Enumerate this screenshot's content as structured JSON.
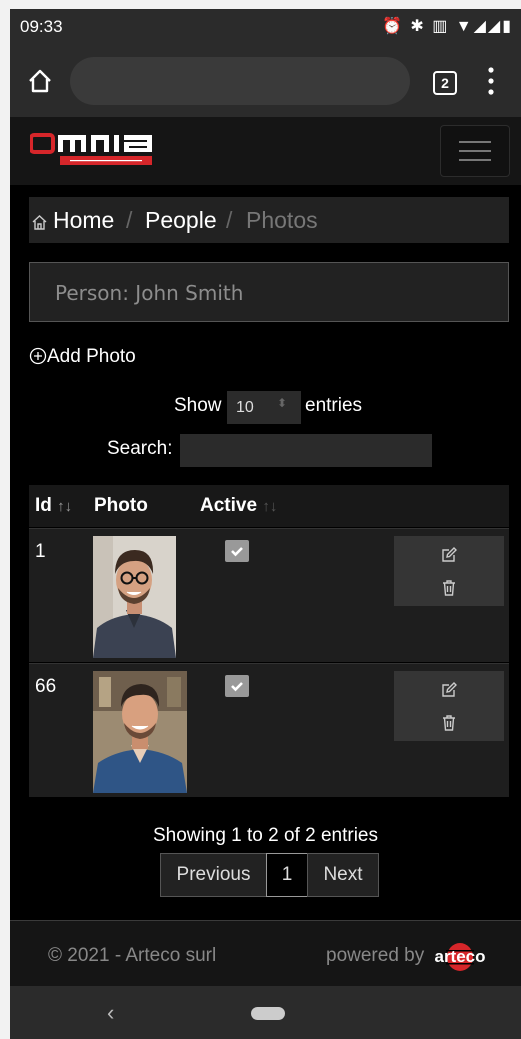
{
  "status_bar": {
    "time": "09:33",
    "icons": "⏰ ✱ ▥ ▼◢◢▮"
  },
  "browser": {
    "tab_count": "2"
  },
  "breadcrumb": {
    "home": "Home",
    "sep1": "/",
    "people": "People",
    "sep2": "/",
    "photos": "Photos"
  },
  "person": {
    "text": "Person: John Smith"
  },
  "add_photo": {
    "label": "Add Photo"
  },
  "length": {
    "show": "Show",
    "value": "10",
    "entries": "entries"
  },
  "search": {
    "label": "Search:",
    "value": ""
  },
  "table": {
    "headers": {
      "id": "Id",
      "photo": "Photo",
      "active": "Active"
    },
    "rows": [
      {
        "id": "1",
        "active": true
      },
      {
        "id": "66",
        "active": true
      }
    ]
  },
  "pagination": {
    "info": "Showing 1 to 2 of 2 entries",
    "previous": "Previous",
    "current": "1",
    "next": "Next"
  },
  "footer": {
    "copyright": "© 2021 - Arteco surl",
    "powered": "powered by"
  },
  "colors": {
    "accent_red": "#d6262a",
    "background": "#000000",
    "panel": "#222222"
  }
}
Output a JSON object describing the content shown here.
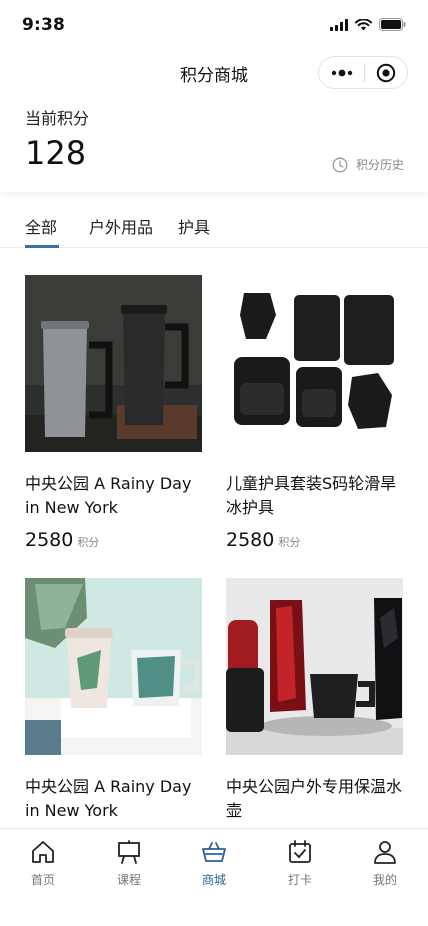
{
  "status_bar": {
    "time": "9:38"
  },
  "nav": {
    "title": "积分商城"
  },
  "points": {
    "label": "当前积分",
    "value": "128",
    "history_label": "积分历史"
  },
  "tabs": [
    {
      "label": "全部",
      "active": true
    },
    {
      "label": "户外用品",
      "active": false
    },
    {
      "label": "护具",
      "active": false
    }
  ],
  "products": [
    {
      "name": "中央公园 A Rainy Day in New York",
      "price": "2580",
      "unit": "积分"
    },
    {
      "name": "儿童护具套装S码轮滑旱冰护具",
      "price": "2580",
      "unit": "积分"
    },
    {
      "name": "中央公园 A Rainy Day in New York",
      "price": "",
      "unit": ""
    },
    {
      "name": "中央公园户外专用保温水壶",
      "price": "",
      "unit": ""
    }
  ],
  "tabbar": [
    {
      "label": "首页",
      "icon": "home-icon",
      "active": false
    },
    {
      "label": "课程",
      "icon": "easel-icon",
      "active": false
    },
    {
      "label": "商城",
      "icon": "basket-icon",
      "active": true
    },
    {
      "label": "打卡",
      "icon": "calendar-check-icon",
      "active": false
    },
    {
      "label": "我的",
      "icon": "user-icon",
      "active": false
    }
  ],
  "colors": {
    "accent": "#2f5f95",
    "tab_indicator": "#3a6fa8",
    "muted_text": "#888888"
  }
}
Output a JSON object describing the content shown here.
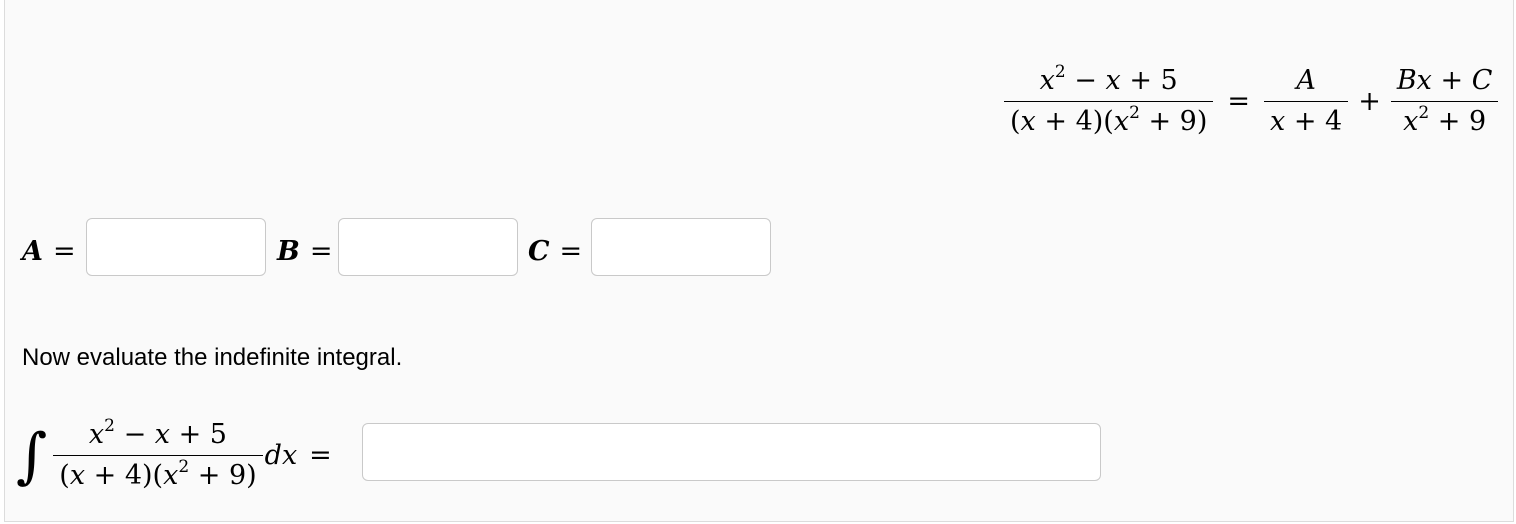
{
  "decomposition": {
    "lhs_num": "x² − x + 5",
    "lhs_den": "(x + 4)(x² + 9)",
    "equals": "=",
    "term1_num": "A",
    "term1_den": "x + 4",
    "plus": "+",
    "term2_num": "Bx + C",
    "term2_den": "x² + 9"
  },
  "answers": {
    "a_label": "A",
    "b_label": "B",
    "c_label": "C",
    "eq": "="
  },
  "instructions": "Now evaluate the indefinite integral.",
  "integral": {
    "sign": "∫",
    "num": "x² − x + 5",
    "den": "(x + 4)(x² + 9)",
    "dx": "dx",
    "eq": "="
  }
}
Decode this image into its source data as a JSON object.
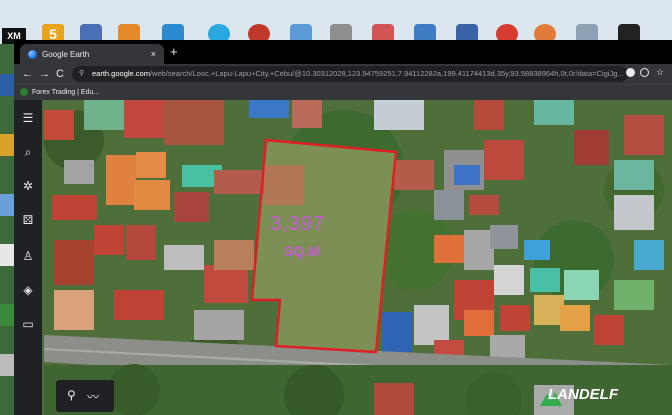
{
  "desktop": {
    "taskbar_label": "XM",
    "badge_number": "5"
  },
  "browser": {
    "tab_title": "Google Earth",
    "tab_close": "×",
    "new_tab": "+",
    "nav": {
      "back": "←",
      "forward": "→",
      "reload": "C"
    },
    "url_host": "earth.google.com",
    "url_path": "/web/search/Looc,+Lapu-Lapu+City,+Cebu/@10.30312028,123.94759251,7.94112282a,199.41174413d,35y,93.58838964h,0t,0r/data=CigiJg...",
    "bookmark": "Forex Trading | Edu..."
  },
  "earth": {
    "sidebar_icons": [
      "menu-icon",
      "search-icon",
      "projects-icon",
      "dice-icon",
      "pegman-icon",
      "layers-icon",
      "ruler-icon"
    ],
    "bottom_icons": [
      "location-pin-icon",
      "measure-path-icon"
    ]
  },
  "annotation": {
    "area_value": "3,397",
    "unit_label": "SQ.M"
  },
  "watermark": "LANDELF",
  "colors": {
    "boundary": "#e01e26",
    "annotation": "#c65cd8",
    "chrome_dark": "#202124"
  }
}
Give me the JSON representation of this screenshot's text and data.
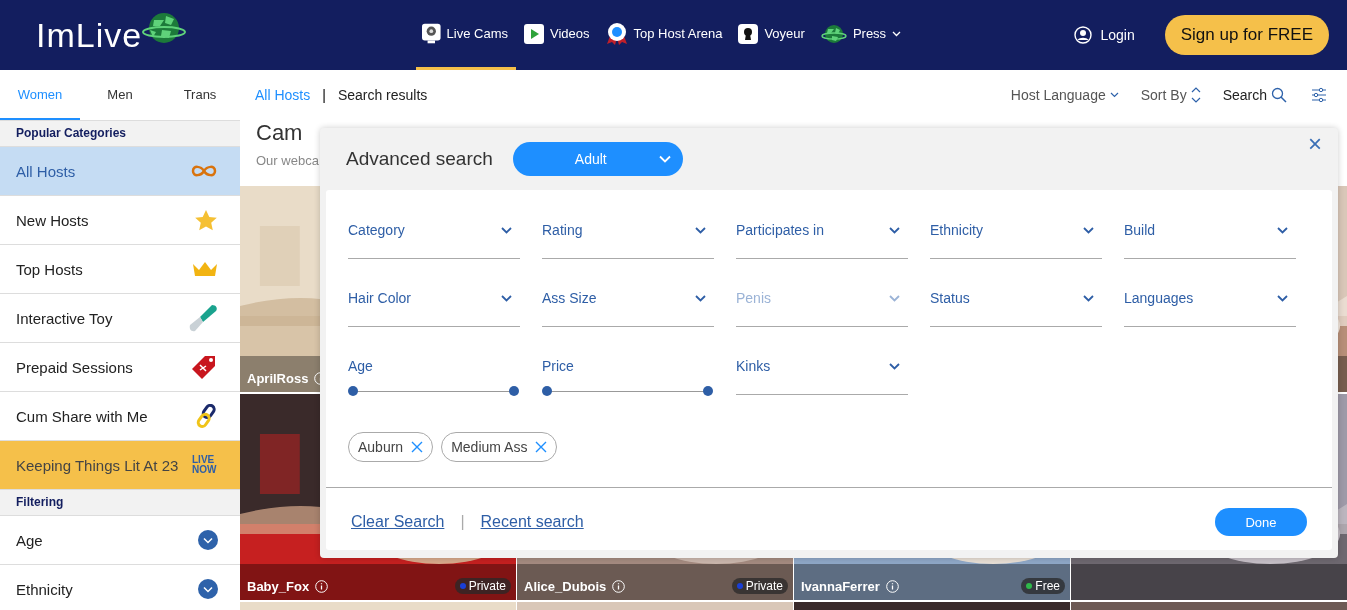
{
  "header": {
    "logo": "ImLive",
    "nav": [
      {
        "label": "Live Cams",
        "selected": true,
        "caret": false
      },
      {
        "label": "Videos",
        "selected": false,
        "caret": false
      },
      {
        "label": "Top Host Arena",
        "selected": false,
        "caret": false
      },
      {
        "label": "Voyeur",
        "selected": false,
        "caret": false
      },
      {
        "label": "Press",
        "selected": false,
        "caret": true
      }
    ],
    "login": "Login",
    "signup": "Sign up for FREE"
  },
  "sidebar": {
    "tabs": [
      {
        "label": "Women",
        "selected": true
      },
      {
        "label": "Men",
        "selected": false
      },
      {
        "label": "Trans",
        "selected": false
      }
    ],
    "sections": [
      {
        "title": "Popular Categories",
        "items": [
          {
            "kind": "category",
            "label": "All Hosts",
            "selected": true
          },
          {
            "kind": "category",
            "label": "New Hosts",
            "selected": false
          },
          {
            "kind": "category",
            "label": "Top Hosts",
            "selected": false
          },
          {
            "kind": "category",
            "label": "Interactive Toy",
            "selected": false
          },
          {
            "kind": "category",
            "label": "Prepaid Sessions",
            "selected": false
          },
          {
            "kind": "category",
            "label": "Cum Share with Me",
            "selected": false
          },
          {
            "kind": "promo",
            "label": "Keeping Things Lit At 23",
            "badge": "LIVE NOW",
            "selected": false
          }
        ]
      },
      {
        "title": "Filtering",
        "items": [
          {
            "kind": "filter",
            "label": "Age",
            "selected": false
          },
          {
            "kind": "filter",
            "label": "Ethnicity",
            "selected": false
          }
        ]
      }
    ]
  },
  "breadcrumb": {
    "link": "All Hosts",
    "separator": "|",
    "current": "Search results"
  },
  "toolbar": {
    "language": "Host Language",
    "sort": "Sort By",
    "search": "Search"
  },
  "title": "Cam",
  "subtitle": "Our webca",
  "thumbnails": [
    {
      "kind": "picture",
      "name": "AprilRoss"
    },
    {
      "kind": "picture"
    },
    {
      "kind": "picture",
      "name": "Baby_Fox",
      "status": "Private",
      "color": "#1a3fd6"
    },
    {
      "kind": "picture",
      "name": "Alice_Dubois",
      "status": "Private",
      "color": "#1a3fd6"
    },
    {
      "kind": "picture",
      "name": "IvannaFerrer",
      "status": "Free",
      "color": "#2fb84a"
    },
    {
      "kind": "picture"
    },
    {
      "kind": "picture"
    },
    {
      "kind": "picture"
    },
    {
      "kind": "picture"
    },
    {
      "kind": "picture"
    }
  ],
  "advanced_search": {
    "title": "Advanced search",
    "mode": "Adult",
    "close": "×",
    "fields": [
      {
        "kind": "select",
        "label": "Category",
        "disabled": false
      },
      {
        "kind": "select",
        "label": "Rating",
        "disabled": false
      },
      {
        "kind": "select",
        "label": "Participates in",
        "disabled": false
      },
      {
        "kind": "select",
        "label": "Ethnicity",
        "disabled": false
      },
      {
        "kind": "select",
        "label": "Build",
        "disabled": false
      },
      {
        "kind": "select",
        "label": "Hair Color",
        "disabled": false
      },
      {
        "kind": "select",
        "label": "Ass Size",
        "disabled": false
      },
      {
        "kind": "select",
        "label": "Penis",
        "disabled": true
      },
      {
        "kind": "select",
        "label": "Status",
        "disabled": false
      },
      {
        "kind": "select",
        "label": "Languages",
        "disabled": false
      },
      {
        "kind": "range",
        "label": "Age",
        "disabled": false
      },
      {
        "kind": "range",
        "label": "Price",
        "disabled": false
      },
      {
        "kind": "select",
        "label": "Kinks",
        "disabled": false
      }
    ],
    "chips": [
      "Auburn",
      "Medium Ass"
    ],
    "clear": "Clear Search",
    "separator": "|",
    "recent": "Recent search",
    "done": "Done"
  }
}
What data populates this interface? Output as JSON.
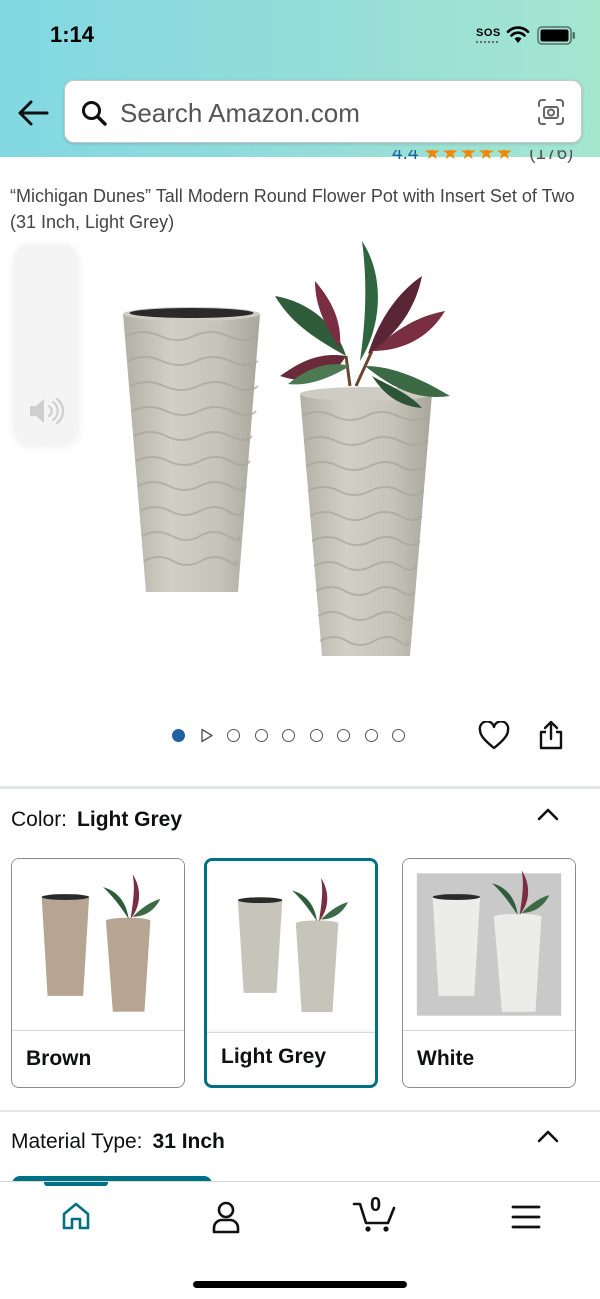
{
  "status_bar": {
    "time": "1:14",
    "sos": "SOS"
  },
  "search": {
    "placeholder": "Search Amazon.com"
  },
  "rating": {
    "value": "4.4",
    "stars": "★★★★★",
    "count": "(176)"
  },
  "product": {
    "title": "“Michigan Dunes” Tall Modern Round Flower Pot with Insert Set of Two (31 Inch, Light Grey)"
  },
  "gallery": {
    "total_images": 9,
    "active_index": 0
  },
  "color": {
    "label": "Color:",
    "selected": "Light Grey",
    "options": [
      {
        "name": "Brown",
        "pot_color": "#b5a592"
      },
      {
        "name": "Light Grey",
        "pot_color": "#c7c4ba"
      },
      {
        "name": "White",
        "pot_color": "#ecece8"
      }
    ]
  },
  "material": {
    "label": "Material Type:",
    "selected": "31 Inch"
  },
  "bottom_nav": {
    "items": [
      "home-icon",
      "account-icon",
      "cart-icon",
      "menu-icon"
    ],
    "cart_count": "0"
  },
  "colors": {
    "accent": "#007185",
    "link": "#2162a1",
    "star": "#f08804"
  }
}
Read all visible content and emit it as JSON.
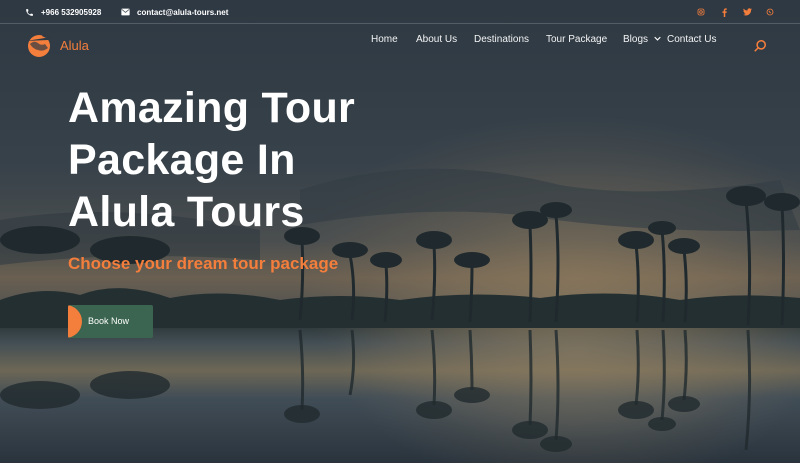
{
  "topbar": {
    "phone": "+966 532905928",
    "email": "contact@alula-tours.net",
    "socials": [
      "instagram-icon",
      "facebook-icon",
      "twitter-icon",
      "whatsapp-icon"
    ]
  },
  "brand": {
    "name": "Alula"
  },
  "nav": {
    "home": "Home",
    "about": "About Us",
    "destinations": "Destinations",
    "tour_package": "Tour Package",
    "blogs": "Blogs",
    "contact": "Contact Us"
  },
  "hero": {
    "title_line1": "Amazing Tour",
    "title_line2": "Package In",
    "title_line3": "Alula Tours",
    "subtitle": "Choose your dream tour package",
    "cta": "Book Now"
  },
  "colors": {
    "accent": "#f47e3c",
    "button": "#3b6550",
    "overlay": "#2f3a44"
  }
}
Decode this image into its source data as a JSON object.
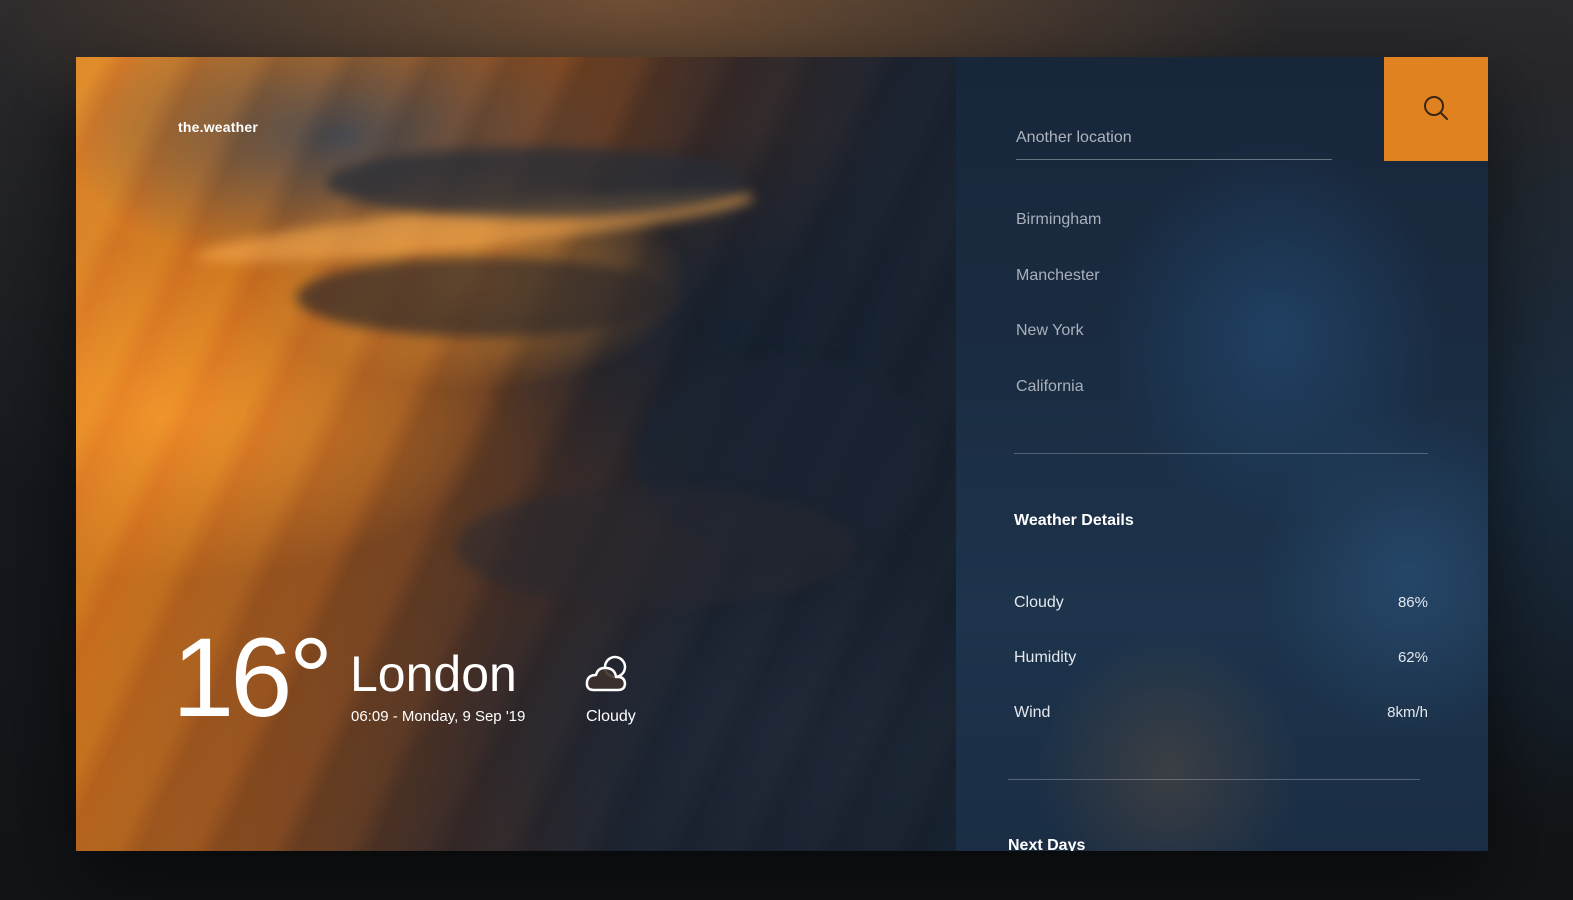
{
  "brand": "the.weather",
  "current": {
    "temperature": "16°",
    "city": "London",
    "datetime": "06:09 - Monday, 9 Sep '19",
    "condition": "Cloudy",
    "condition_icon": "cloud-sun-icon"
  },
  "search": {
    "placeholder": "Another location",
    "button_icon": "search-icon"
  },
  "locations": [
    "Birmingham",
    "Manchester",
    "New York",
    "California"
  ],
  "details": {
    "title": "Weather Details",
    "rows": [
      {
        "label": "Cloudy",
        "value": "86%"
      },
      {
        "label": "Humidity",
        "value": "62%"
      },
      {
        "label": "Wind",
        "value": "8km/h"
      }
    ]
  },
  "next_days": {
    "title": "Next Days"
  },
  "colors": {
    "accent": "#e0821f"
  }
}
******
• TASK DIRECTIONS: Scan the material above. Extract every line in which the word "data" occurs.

• ANSWER BOX:
Decode this image into its source data as a JSON object.
    "url_path": "/web/search/Looc,+Lapu-Lapu+City,+Cebu/@10.30312028,123.94759251,7.94112282a,199.41174413d,35y,93.58838964h,0t,0r/data=CigiJg...",
Give me the JSON representation of this screenshot's text and data.
What data populates this interface? Output as JSON.
Decode this image into its source data as a JSON object.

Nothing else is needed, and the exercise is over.